── RECORDS PROVIDED ──
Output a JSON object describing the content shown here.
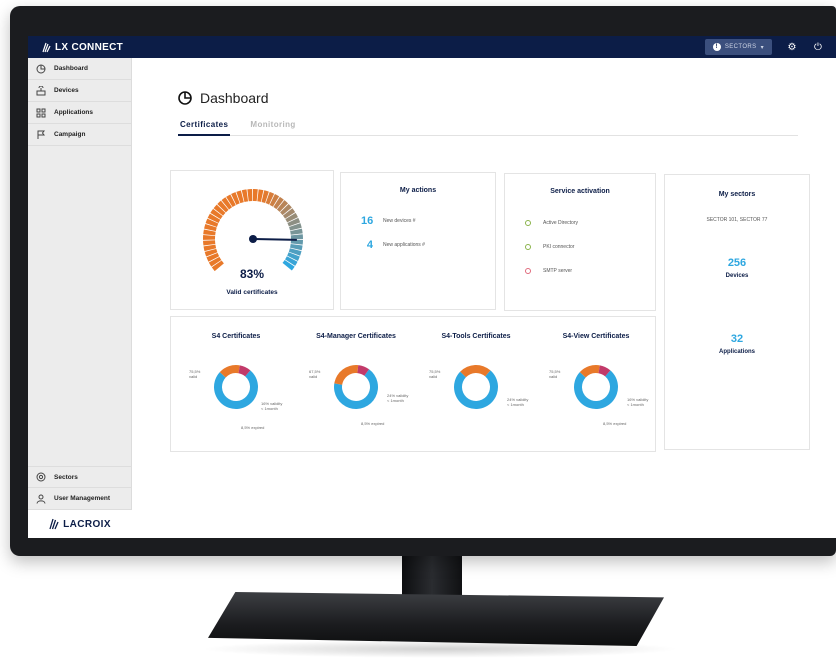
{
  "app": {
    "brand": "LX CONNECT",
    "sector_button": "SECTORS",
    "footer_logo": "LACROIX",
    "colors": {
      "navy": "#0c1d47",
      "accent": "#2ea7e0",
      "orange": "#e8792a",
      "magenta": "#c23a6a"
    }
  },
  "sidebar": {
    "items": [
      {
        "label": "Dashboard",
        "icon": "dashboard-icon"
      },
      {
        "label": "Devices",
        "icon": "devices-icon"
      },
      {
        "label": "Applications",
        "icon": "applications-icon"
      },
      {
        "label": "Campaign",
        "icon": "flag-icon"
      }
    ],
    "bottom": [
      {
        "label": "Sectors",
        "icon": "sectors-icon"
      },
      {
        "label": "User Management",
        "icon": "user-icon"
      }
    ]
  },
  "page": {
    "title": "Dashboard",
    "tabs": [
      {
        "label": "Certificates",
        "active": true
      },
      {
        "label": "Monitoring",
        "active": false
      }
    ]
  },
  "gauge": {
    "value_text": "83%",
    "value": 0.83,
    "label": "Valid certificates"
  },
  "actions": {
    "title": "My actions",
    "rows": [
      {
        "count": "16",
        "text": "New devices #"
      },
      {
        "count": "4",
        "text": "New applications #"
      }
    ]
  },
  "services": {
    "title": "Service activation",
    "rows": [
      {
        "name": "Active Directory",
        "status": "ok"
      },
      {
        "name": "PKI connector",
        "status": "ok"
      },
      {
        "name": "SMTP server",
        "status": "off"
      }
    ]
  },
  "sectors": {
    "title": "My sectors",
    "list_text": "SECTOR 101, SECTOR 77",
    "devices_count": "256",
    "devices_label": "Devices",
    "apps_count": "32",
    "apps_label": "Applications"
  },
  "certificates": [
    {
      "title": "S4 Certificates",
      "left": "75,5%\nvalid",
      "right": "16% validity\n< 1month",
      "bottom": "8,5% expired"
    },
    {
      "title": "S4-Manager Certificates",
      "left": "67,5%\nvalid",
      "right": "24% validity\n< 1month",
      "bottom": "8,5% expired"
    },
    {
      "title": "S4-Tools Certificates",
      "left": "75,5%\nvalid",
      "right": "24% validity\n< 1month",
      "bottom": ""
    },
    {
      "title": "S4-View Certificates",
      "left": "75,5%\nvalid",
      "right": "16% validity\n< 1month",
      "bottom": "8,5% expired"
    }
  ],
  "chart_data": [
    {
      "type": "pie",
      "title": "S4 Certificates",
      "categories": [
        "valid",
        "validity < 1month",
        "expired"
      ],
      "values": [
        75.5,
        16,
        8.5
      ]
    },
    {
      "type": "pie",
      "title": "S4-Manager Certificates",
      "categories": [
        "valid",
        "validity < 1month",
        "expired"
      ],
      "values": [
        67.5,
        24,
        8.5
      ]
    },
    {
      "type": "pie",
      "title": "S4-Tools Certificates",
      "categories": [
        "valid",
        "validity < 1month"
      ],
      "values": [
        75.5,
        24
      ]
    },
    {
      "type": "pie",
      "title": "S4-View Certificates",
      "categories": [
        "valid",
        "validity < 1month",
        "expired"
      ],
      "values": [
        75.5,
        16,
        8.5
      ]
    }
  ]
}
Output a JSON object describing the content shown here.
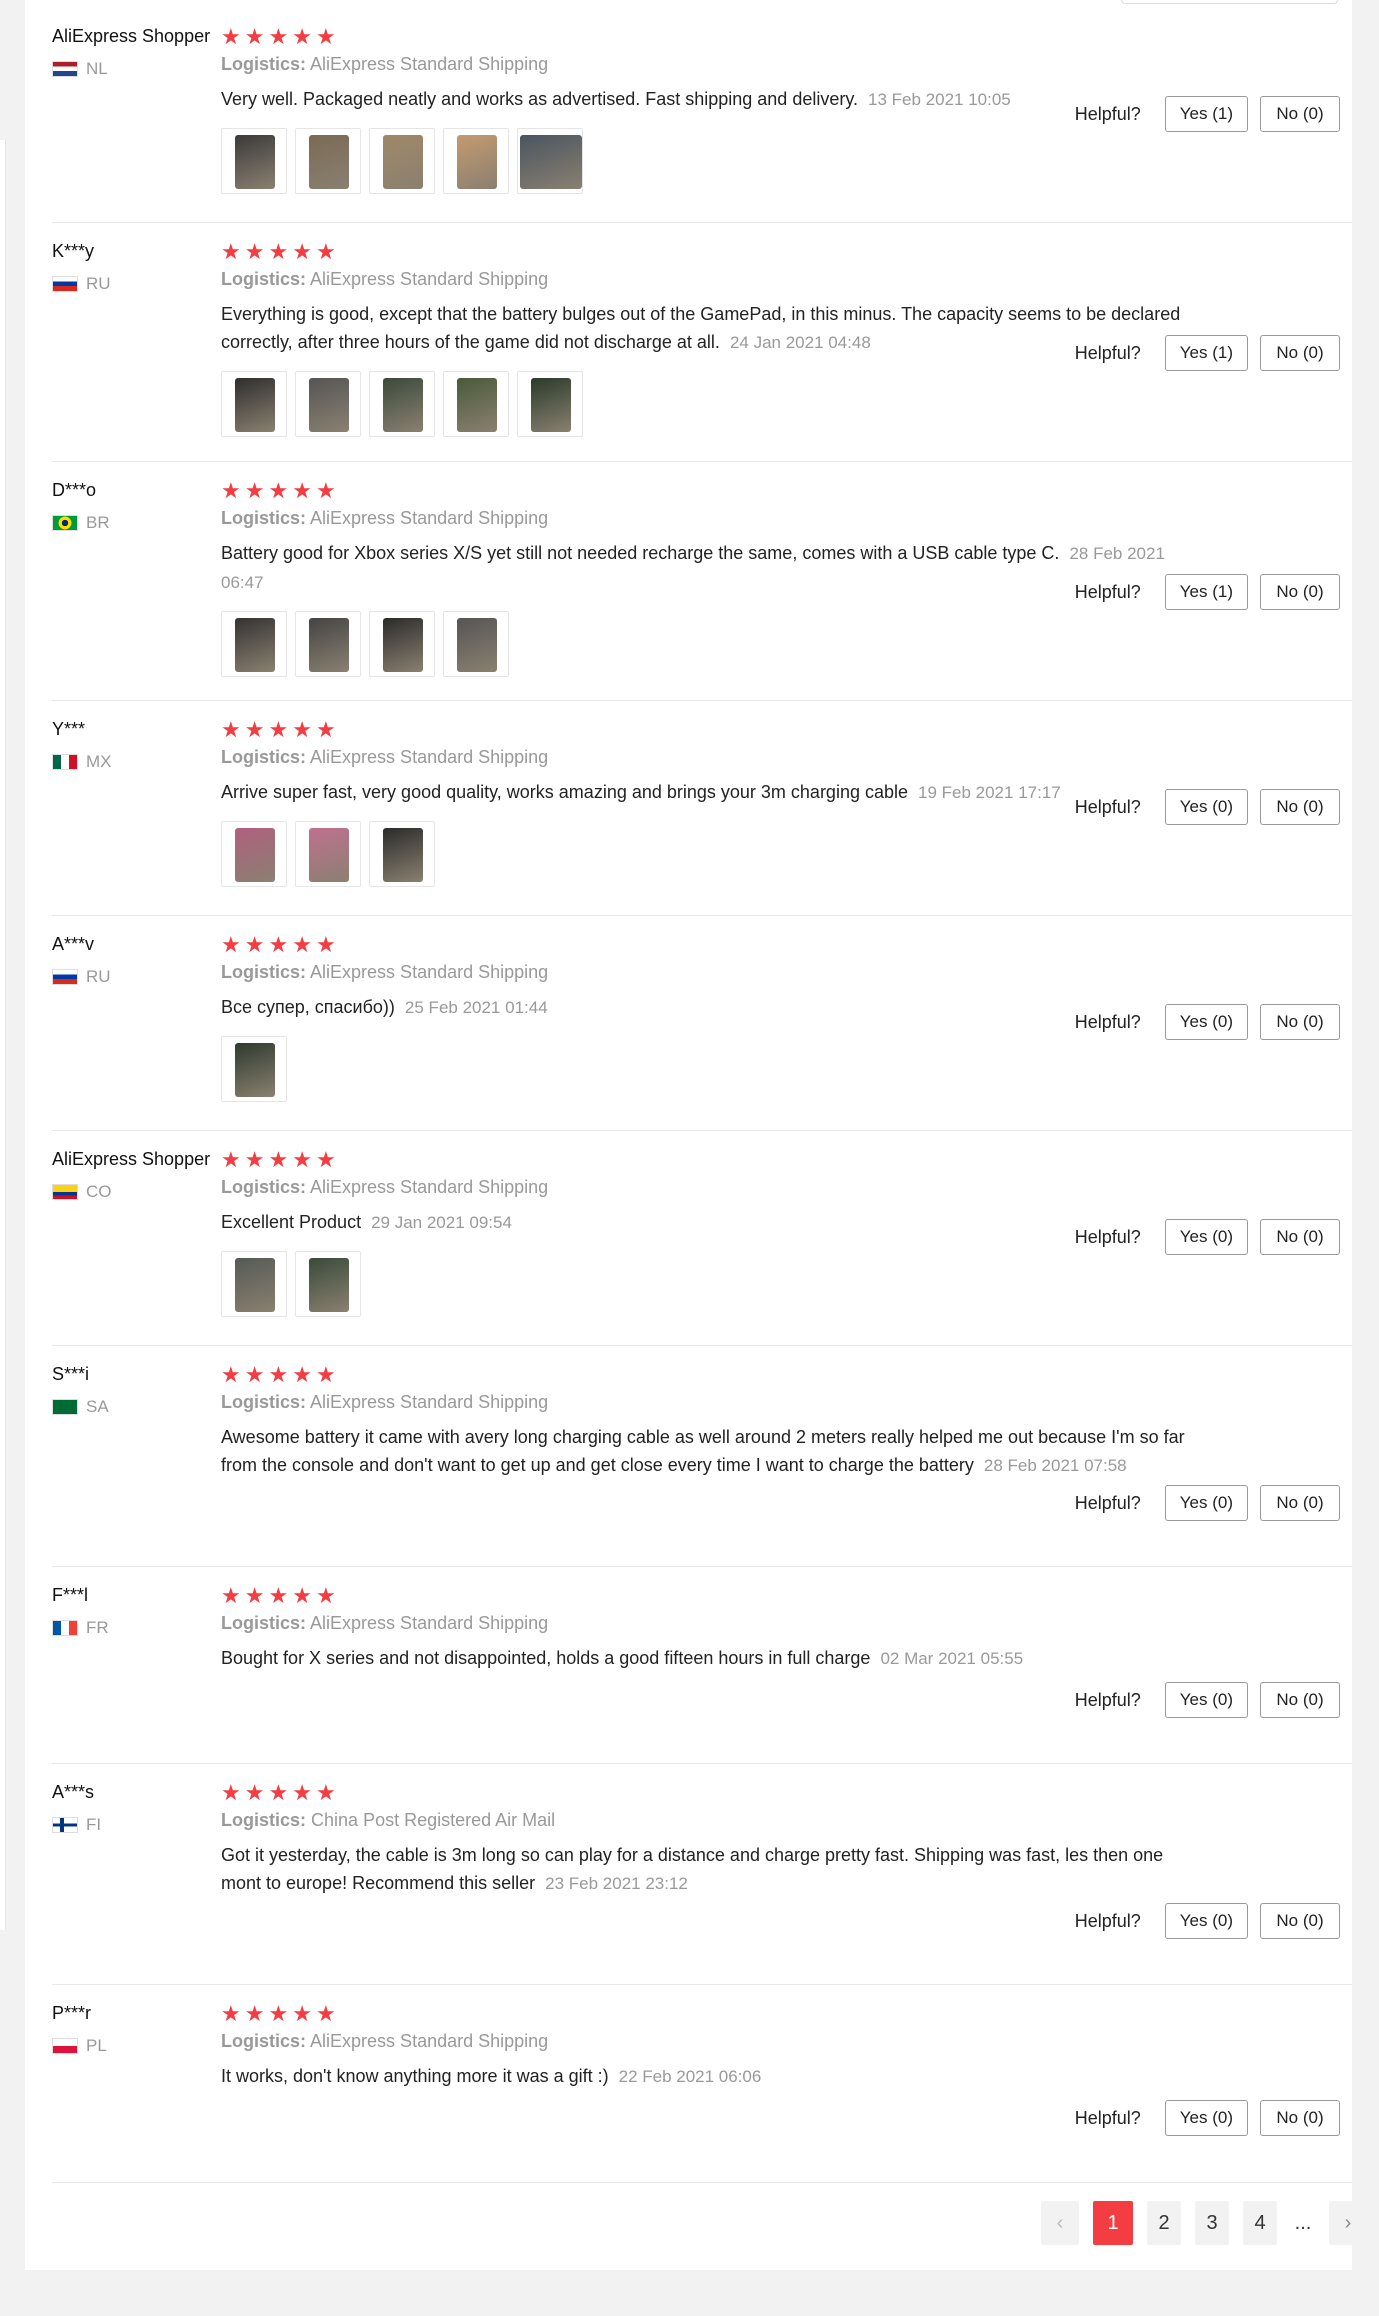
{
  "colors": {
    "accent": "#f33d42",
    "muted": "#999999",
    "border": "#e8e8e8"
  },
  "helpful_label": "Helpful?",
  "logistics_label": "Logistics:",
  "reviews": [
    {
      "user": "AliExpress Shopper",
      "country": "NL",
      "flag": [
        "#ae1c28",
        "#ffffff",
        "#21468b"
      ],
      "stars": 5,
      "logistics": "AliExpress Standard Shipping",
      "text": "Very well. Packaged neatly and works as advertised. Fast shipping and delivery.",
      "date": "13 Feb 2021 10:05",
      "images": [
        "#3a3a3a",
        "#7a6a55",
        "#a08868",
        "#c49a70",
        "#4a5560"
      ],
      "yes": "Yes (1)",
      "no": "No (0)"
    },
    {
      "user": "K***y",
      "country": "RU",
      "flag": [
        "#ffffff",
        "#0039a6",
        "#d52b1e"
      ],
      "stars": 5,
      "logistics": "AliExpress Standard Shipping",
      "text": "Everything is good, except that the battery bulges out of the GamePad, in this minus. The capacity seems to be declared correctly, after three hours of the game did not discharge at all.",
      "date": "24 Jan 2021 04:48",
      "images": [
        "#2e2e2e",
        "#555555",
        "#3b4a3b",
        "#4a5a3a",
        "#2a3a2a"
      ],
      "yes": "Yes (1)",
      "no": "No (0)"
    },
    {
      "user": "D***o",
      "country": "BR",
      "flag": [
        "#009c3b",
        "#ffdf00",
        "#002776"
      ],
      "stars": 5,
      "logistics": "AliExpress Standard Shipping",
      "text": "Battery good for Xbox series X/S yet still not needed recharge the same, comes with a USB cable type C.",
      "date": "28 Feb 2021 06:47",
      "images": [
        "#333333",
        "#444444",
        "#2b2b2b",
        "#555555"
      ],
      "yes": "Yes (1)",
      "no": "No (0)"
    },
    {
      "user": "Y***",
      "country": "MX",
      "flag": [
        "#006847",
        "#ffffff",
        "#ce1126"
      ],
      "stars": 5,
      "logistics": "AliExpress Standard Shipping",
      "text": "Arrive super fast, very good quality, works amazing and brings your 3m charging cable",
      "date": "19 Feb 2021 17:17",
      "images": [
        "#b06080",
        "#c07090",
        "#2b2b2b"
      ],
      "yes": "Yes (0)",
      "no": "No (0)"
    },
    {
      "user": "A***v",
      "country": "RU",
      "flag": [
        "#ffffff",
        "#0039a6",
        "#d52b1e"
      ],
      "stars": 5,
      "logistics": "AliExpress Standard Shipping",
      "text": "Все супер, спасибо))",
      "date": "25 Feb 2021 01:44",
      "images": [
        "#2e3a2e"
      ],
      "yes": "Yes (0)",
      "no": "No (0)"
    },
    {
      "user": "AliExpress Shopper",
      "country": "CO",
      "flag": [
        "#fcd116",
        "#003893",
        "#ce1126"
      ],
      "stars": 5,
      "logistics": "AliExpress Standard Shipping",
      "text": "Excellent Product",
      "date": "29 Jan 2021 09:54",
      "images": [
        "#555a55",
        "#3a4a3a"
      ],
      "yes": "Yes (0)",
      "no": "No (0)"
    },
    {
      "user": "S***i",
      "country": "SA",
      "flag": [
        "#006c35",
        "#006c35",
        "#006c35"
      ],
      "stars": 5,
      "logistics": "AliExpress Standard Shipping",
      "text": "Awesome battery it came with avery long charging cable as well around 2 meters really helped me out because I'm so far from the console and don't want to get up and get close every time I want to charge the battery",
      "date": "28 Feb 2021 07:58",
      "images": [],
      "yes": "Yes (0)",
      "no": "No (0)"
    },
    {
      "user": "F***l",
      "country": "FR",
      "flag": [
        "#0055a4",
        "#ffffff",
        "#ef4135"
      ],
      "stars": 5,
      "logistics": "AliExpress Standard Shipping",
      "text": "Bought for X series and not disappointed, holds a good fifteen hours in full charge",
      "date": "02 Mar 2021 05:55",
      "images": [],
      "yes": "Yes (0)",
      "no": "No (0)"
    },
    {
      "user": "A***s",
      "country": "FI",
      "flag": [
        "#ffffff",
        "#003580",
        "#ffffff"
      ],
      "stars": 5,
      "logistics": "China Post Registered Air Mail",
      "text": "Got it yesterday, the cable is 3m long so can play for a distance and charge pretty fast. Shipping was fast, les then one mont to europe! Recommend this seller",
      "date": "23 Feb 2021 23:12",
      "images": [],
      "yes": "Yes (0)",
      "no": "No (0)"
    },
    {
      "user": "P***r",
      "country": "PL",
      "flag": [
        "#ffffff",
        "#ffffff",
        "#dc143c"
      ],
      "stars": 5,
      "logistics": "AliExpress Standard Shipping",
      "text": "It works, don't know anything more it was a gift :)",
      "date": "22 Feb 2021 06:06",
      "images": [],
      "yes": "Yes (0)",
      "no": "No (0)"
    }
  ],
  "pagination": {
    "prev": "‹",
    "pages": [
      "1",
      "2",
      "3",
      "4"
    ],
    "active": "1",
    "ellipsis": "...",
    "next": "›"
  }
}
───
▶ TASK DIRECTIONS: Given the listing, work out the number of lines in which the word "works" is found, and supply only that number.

▶ TASK ANSWER: 3